If a line of the entries below includes the word "name", it counts; state the total and nothing further.
━━━
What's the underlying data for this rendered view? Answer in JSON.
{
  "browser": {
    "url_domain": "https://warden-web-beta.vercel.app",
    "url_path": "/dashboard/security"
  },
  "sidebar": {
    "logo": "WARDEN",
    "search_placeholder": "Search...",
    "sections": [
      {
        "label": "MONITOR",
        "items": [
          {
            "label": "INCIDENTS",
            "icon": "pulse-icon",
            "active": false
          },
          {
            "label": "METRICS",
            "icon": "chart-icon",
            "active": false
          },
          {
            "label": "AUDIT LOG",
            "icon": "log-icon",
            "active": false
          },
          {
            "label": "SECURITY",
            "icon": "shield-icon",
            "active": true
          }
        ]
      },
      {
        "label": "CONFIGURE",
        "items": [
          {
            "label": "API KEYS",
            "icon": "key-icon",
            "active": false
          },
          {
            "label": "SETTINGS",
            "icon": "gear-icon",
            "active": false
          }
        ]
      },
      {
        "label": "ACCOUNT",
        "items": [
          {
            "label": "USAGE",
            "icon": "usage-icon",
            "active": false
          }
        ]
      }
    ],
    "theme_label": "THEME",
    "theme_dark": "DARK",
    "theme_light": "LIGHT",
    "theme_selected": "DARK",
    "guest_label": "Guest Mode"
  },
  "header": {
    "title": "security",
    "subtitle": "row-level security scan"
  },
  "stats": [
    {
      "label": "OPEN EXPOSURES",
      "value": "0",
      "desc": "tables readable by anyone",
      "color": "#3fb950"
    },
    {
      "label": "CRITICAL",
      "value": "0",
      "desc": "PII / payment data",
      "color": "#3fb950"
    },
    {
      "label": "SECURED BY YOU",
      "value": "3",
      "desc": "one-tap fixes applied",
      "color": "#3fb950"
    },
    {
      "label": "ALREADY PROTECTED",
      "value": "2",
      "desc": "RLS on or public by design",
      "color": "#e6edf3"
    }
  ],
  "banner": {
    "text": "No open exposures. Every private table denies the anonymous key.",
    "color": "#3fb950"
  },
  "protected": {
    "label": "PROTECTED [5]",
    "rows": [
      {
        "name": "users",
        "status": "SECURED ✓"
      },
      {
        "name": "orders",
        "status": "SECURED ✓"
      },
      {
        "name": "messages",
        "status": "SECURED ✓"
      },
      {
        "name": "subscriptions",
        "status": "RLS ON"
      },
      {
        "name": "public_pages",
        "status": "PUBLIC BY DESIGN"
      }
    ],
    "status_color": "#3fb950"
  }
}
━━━
▶ **Exercise response**
5